[Items from a dataset]
——

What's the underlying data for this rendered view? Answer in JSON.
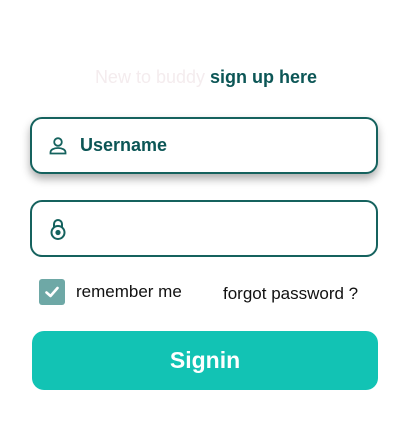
{
  "signup": {
    "prompt": "New to buddy",
    "link": "sign up here"
  },
  "username": {
    "placeholder": "Username",
    "value": "",
    "icon": "person-icon"
  },
  "password": {
    "placeholder": "",
    "value": "",
    "icon": "lock-icon"
  },
  "remember": {
    "label": "remember me",
    "checked": true
  },
  "forgot": {
    "label": "forgot password ?"
  },
  "signin": {
    "label": "Signin"
  },
  "colors": {
    "primary": "#12c3b4",
    "border": "#15625e",
    "text_dark": "#0c5656",
    "checkbox": "#6ea8a6"
  }
}
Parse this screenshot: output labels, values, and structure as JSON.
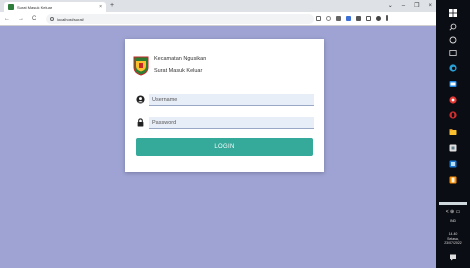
{
  "browser": {
    "tab_title": "Surat Masuk Keluar",
    "tab_close": "×",
    "new_tab": "+",
    "url": "localhost/surat/",
    "nav": {
      "back": "←",
      "forward": "→",
      "reload": "C"
    },
    "window": {
      "collapse": "⌄",
      "minimize": "–",
      "maximize": "❐",
      "close": "×"
    }
  },
  "login": {
    "org_name": "Kecamatan Ngusikan",
    "app_name": "Surat Masuk Keluar",
    "username_placeholder": "Username",
    "password_placeholder": "Password",
    "button_label": "LOGIN"
  },
  "taskbar": {
    "lang": "IND",
    "time": "14.40",
    "day": "Selasa,",
    "date": "23/07/2022"
  },
  "colors": {
    "page_bg": "#9ea3d3",
    "accent": "#35a99a",
    "card_bg": "#ffffff",
    "taskbar_bg": "#0b0d14"
  },
  "icons": [
    "user-icon",
    "lock-icon",
    "logo-emblem",
    "windows-start-icon"
  ]
}
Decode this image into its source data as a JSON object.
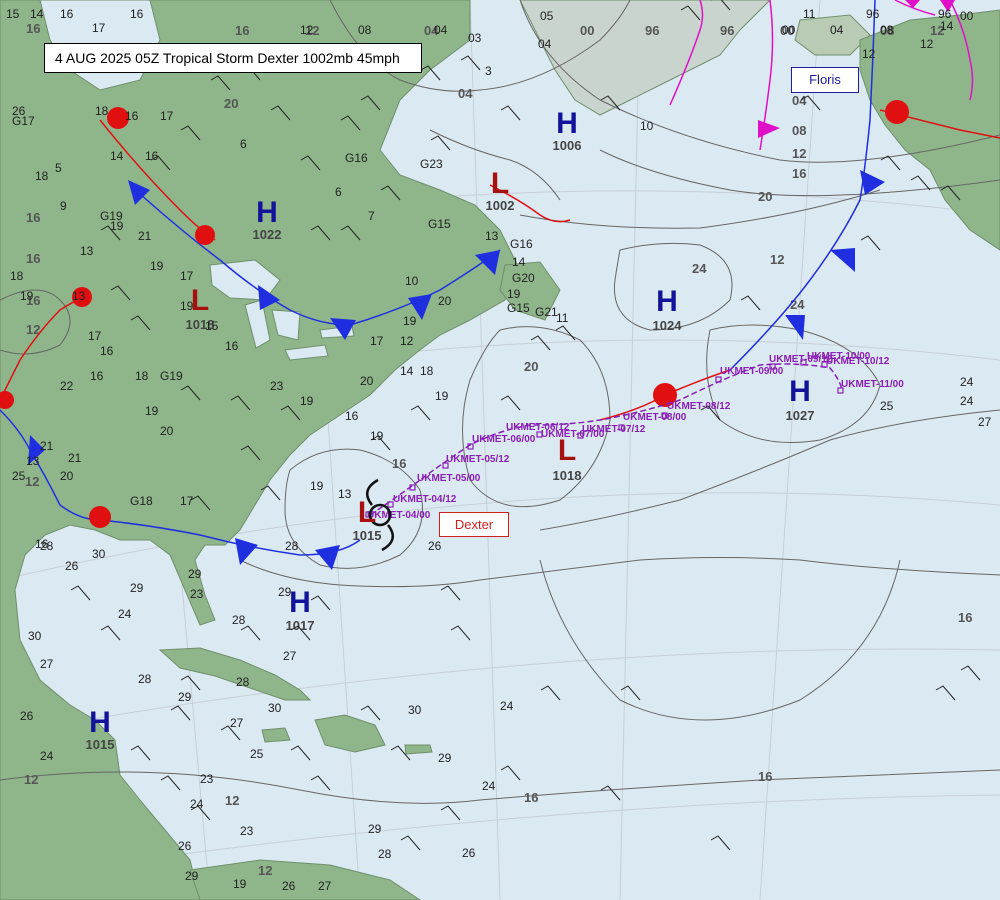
{
  "title": "4 AUG 2025 05Z Tropical Storm Dexter 1002mb 45mph",
  "storm_labels": {
    "floris": "Floris",
    "dexter": "Dexter"
  },
  "colors": {
    "ocean": "#dbe9f3",
    "land": "#8fb58a",
    "high": "#12129a",
    "low": "#a81010",
    "cold_front": "#1f2fe0",
    "warm_front": "#e01010",
    "track": "#8a1fb5",
    "tropical_wave": "#e010c8",
    "isobar": "#666666",
    "graticule": "#c6cfd6"
  },
  "pressure_centers": [
    {
      "type": "H",
      "value": "1006"
    },
    {
      "type": "H",
      "value": "1022"
    },
    {
      "type": "L",
      "value": "1018"
    },
    {
      "type": "L",
      "value": "1002"
    },
    {
      "type": "H",
      "value": "1024"
    },
    {
      "type": "H",
      "value": "1027"
    },
    {
      "type": "L",
      "value": "1018"
    },
    {
      "type": "L",
      "value": "1015"
    },
    {
      "type": "H",
      "value": "1017"
    },
    {
      "type": "H",
      "value": "1015"
    }
  ],
  "isobar_labels": [
    "04",
    "04",
    "00",
    "96",
    "96",
    "00",
    "04",
    "08",
    "12",
    "08",
    "12",
    "16",
    "12",
    "16",
    "20",
    "20",
    "24",
    "24",
    "20",
    "16",
    "16",
    "16",
    "16",
    "16",
    "12",
    "12",
    "12",
    "12",
    "12",
    "16",
    "16",
    "16",
    "12"
  ],
  "track_points": [
    "UKMET-04/00",
    "UKMET-04/12",
    "UKMET-05/00",
    "UKMET-05/12",
    "UKMET-06/00",
    "UKMET-06/12",
    "UKMET-07/00",
    "UKMET-07/12",
    "UKMET-08/00",
    "UKMET-08/12",
    "UKMET-09/00",
    "UKMET-09/12",
    "UKMET-10/00",
    "UKMET-10/12",
    "UKMET-11/00"
  ],
  "station_values": [
    "15",
    "14",
    "16",
    "17",
    "16",
    "12",
    "08",
    "04",
    "03",
    "05",
    "04",
    "00",
    "96",
    "96",
    "00",
    "11",
    "04",
    "08",
    "12",
    "14",
    "12",
    "26",
    "G17",
    "18",
    "16",
    "17",
    "14",
    "16",
    "G19",
    "3",
    "10",
    "G16",
    "6",
    "G23",
    "7",
    "G15",
    "13",
    "G16",
    "14",
    "G20",
    "19",
    "G15",
    "G21",
    "11",
    "20",
    "6",
    "18",
    "9",
    "13",
    "5",
    "19",
    "21",
    "19",
    "17",
    "19",
    "15",
    "16",
    "16",
    "18",
    "G19",
    "13",
    "17",
    "18",
    "19",
    "22",
    "16",
    "19",
    "20",
    "23",
    "19",
    "G18",
    "17",
    "19",
    "14",
    "18",
    "19",
    "19",
    "16",
    "20",
    "17",
    "12",
    "19",
    "10",
    "13",
    "26",
    "28",
    "23",
    "24",
    "26",
    "28",
    "30",
    "29",
    "29",
    "30",
    "27",
    "28",
    "29",
    "26",
    "24",
    "28",
    "29",
    "27",
    "28",
    "30",
    "27",
    "25",
    "23",
    "24",
    "26",
    "29",
    "19",
    "23",
    "25",
    "13",
    "16",
    "20",
    "21",
    "21",
    "25",
    "24",
    "24",
    "27",
    "26",
    "27",
    "28",
    "26",
    "29",
    "30",
    "29",
    "24",
    "24"
  ]
}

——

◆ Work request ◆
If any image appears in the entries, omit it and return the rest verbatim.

◆ Response ◆
What's the underlying data for this rendered view? Answer in JSON.
{
  "signup": {
    "prompt": "New to buddy",
    "link": "sign up here"
  },
  "username": {
    "placeholder": "Username",
    "value": "",
    "icon": "person-icon"
  },
  "password": {
    "placeholder": "",
    "value": "",
    "icon": "lock-icon"
  },
  "remember": {
    "label": "remember me",
    "checked": true
  },
  "forgot": {
    "label": "forgot password ?"
  },
  "signin": {
    "label": "Signin"
  },
  "colors": {
    "primary": "#12c3b4",
    "border": "#15625e",
    "text_dark": "#0c5656",
    "checkbox": "#6ea8a6"
  }
}
Parse this screenshot: output labels, values, and structure as JSON.
{
  "browser": {
    "tab_title": "Surat Masuk Keluar",
    "tab_close": "×",
    "new_tab": "+",
    "url": "localhost/surat/",
    "nav": {
      "back": "←",
      "forward": "→",
      "reload": "C"
    },
    "window": {
      "collapse": "⌄",
      "minimize": "–",
      "maximize": "❐",
      "close": "×"
    }
  },
  "login": {
    "org_name": "Kecamatan Ngusikan",
    "app_name": "Surat Masuk Keluar",
    "username_placeholder": "Username",
    "password_placeholder": "Password",
    "button_label": "LOGIN"
  },
  "taskbar": {
    "lang": "IND",
    "time": "14.40",
    "day": "Selasa,",
    "date": "23/07/2022"
  },
  "colors": {
    "page_bg": "#9ea3d3",
    "accent": "#35a99a",
    "card_bg": "#ffffff",
    "taskbar_bg": "#0b0d14"
  },
  "icons": [
    "user-icon",
    "lock-icon",
    "logo-emblem",
    "windows-start-icon"
  ]
}
Decode this image into its source data as a JSON object.
{
  "title": "4 AUG 2025 05Z Tropical Storm Dexter 1002mb 45mph",
  "storm_labels": {
    "floris": "Floris",
    "dexter": "Dexter"
  },
  "colors": {
    "ocean": "#dbe9f3",
    "land": "#8fb58a",
    "high": "#12129a",
    "low": "#a81010",
    "cold_front": "#1f2fe0",
    "warm_front": "#e01010",
    "track": "#8a1fb5",
    "tropical_wave": "#e010c8",
    "isobar": "#666666",
    "graticule": "#c6cfd6"
  },
  "pressure_centers": [
    {
      "type": "H",
      "value": "1006"
    },
    {
      "type": "H",
      "value": "1022"
    },
    {
      "type": "L",
      "value": "1018"
    },
    {
      "type": "L",
      "value": "1002"
    },
    {
      "type": "H",
      "value": "1024"
    },
    {
      "type": "H",
      "value": "1027"
    },
    {
      "type": "L",
      "value": "1018"
    },
    {
      "type": "L",
      "value": "1015"
    },
    {
      "type": "H",
      "value": "1017"
    },
    {
      "type": "H",
      "value": "1015"
    }
  ],
  "isobar_labels": [
    "04",
    "04",
    "00",
    "96",
    "96",
    "00",
    "04",
    "08",
    "12",
    "08",
    "12",
    "16",
    "12",
    "16",
    "20",
    "20",
    "24",
    "24",
    "20",
    "16",
    "16",
    "16",
    "16",
    "16",
    "12",
    "12",
    "12",
    "12",
    "12",
    "16",
    "16",
    "16",
    "12"
  ],
  "track_points": [
    "UKMET-04/00",
    "UKMET-04/12",
    "UKMET-05/00",
    "UKMET-05/12",
    "UKMET-06/00",
    "UKMET-06/12",
    "UKMET-07/00",
    "UKMET-07/12",
    "UKMET-08/00",
    "UKMET-08/12",
    "UKMET-09/00",
    "UKMET-09/12",
    "UKMET-10/00",
    "UKMET-10/12",
    "UKMET-11/00"
  ],
  "station_values": [
    "15",
    "14",
    "16",
    "17",
    "16",
    "12",
    "08",
    "04",
    "03",
    "05",
    "04",
    "00",
    "96",
    "96",
    "00",
    "11",
    "04",
    "08",
    "12",
    "14",
    "12",
    "26",
    "G17",
    "18",
    "16",
    "17",
    "14",
    "16",
    "G19",
    "3",
    "10",
    "G16",
    "6",
    "G23",
    "7",
    "G15",
    "13",
    "G16",
    "14",
    "G20",
    "19",
    "G15",
    "G21",
    "11",
    "20",
    "6",
    "18",
    "9",
    "13",
    "5",
    "19",
    "21",
    "19",
    "17",
    "19",
    "15",
    "16",
    "16",
    "18",
    "G19",
    "13",
    "17",
    "18",
    "19",
    "22",
    "16",
    "19",
    "20",
    "23",
    "19",
    "G18",
    "17",
    "19",
    "14",
    "18",
    "19",
    "19",
    "16",
    "20",
    "17",
    "12",
    "19",
    "10",
    "13",
    "26",
    "28",
    "23",
    "24",
    "26",
    "28",
    "30",
    "29",
    "29",
    "30",
    "27",
    "28",
    "29",
    "26",
    "24",
    "28",
    "29",
    "27",
    "28",
    "30",
    "27",
    "25",
    "23",
    "24",
    "26",
    "29",
    "19",
    "23",
    "25",
    "13",
    "16",
    "20",
    "21",
    "21",
    "25",
    "24",
    "24",
    "27",
    "26",
    "27",
    "28",
    "26",
    "29",
    "30",
    "29",
    "24",
    "24"
  ]
}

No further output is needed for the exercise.